There’s one thing about the recent economic downturn on which both sides of the political aisle can agree: consumers are more conscientiousness about how, when and with whom they spend their money. Consumers’ expectations of business are changing, and corporations are increasingly asked to help solve our shared economic, social and environmental challenges. The conversation is shifting from how the “shareholders” (company leadership and investors) benefit to how “stakeholders” (the company and the community) benefit.
In a marketplace rife with choices, consumers are asking about the origin of a product, the environmental impact of its production, and how the company plans to “close the loop” to minimize – if not entirely eliminate – waste. Consumers want to know what percentage of profits is used to benefit their community. Further, consumers want to know your stated corporate values and are checking to see if your actions mirror those values.
Government regulators and industry standards may be tough to satisfy, but today’s consumers and their expectations of your business are tougher.
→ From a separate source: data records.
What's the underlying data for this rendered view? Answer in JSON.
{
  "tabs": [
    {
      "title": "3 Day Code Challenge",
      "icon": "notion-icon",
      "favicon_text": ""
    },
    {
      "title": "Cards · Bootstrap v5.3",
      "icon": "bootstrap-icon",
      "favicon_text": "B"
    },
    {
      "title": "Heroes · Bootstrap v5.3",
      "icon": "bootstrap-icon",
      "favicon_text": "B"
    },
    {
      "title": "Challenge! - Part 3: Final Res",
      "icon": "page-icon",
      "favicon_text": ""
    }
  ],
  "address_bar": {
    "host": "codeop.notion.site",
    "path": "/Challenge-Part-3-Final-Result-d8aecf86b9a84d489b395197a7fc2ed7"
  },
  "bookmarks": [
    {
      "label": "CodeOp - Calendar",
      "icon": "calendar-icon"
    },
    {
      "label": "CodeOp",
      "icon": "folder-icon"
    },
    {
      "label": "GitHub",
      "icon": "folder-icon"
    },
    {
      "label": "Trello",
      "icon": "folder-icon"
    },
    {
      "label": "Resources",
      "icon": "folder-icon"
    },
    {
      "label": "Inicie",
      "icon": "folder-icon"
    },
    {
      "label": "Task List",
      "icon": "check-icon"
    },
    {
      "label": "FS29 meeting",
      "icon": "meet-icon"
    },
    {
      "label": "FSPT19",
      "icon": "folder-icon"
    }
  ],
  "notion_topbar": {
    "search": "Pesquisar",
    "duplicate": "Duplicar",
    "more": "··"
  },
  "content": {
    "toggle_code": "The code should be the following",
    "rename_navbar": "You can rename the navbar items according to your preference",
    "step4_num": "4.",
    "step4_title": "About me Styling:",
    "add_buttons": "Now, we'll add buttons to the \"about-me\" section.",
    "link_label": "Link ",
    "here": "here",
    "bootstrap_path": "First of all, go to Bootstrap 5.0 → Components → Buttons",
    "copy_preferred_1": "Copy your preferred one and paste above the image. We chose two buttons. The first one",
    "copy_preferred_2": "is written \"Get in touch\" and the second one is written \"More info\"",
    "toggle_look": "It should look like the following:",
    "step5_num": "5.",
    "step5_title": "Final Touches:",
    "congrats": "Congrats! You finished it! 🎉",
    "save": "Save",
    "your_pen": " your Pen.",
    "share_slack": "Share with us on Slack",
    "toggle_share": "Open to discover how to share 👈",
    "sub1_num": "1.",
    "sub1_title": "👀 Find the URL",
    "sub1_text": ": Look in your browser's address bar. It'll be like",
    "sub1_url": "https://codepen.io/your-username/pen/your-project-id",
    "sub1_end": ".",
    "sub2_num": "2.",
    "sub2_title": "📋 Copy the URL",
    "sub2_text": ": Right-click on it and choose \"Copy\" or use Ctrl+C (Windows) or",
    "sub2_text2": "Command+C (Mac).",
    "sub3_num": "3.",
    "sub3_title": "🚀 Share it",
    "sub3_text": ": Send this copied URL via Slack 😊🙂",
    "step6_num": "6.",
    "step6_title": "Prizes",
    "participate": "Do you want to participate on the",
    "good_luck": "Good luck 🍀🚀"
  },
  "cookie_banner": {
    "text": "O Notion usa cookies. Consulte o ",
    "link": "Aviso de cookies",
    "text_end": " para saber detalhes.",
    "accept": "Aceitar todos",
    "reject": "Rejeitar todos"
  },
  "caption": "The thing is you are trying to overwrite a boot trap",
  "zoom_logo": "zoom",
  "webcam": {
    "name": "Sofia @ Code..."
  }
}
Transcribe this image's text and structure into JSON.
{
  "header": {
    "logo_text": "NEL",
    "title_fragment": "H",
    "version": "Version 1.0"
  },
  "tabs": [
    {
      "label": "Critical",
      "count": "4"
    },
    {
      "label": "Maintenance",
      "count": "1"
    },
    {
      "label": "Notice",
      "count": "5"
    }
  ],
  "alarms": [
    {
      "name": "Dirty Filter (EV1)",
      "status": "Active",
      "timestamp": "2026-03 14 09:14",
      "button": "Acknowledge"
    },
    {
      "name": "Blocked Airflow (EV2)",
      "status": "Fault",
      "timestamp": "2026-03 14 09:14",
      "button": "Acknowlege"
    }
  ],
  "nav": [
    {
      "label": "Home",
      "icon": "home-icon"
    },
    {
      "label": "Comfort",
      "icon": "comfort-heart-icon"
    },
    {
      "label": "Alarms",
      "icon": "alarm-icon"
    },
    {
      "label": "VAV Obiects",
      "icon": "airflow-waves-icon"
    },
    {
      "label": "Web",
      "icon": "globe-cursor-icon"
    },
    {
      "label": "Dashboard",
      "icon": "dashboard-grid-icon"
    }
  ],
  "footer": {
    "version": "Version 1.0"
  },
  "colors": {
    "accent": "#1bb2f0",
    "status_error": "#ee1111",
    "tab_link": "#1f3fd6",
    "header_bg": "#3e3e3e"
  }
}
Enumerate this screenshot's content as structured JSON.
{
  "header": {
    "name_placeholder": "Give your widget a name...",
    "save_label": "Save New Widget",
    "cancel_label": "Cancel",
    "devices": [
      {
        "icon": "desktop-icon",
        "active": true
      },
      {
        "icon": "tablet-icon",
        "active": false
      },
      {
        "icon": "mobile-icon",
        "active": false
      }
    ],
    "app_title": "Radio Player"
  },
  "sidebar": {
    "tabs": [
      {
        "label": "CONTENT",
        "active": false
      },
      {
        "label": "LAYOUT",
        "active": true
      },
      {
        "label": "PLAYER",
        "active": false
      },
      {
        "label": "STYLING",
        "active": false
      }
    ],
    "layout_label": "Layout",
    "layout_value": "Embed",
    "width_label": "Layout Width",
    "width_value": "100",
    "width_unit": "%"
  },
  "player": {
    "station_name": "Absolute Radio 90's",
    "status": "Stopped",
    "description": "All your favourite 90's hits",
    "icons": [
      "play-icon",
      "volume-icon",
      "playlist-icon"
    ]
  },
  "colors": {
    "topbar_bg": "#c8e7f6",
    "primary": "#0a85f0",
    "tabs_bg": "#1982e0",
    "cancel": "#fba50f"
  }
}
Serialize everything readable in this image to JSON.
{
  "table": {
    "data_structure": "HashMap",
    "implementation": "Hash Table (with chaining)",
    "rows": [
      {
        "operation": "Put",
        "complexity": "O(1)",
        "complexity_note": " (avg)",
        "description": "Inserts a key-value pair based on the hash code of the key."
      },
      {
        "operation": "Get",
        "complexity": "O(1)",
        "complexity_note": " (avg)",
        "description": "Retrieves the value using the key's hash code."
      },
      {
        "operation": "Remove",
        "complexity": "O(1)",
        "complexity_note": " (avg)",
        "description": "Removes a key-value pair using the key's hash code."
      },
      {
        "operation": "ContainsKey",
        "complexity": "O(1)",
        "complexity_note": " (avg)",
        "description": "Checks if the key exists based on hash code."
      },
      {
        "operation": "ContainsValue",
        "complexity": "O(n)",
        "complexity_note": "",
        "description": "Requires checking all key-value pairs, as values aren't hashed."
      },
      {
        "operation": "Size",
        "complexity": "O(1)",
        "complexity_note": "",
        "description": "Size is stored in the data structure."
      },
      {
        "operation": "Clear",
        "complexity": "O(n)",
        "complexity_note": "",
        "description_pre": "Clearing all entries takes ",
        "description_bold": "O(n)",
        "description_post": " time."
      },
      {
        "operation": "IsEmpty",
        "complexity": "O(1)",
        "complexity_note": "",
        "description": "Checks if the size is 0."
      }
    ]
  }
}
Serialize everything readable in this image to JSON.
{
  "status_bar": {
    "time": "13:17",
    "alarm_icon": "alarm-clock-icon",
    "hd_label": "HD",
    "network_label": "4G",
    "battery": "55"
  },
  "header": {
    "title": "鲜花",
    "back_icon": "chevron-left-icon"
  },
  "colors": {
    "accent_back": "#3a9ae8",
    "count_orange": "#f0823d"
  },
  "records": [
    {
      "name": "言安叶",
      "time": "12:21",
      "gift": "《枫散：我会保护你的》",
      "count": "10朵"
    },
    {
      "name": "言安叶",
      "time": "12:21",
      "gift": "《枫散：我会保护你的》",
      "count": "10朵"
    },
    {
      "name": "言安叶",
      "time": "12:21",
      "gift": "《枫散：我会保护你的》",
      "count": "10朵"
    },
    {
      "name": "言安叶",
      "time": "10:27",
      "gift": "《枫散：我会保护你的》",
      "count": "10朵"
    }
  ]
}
If you have not yet included social responsibility as part of your plan for sustainable, long-term success, it’s time to get on the bandwagon. In the last decade, there has been a growing acknowledgment that companies that improve the welfare of people and the environment become more profitable. The concept has taken root on both US coasts, the West Coast in particular, and is rapidly reaching into all corners of our country. Texas is no exception. While our collective Texan business persona is often described as that of the maverick set on doing things her own way, barriers and critics be damned, it is not a persona that will withstand the growing pressure of consumer expectations as we surge toward a post-consumerist economy.
Quite plainly, companies that have adopted a Triple Bottom Line (TBL) approach to business are landing new clients, setting themselves above and apart from their competition, and solidly staking claim to a leading position in their markets. What is TBL exactly?
As Andy Savitz, author of The Triple Bottom Line, states: “TBL is the place where corporate and societal interests intersect. It is a new way to measure the bottom line — where profits go side-by-side with environmental and social performance.” Mr. Savitz further asserts, “The truly sustainable company would have no need to write checks to charity or ‘give back’ to the local community, because the company’s daily operations would not deprive the community, but would enrich it.” It makes sense; it sounds like the definition of a good corporate citizen, but amped up.
So you may be thinking, “TBL. Got it. I’ll get my team right on that.” Is TBL enough? It’s a good start, but no. It’s not enough. Consider this: on top of this consumer demand for a healthy TBL is a growing interest in and focus on localized economies. Therefore, businesses are faced with a unique challenge to not only talk the talk of TBL, but also to walk the walk … in their own backyards. In other words, consumers want businesses to demonstrate social responsibility by putting their money where their life is.
As is becoming increasingly evident, operating a sustainable, successful business is tied more closely than ever to localized social responsibility. For even the most sophisticated of Texas companies, this is no short order. So, how can your senior leadership create a roadmap to sustainability while also achieving a positive TBL with appropriate localized interests? With a few well-crafted strategies:
• Select and focus on localized, high-impact issues that align with your corporate values
• Build long-term partnerships with action-oriented community organizations
• Develop an internal process for managing and directing resources where they have the greatest impact
• Align company, consumer and advocacy policies
• Analyze the market for existing gaps and craft a conscientious response that will result in a win-win situation for your company and underserved communities/
These strategies aren’t just for large corporations; they are achievable by smaller businesses as well. In fact, I would posit that smaller, locally owned businesses have an advantage. Local businesses are considered the real pillars of a prosperous, sustainable economy. Organizations such as Sustainable Seattle contend that of every dollar spent at a locally owned business, 45-cents of that dollar is reinvested locally by way of jobs, purchasing other goods and services, and tax revenue. Trends indicate that Americans are shifting their spending from goods to services, economic activity that promises to expand the local business sector, since most services depend on direct, personal, and, ultimately, local relationships.
Incorporating social responsibility into your company’s sustainable business strategy is not only smart, but also simply the right thing to do. As you plan for your next fiscal year, keep your eye on the Triple Bottom Line, and be deliberate about your company’s role in and responsibility to the communities in which it lives. And when you are well on your way, we’ll talk about upgrading to an Integrated Bottom Line.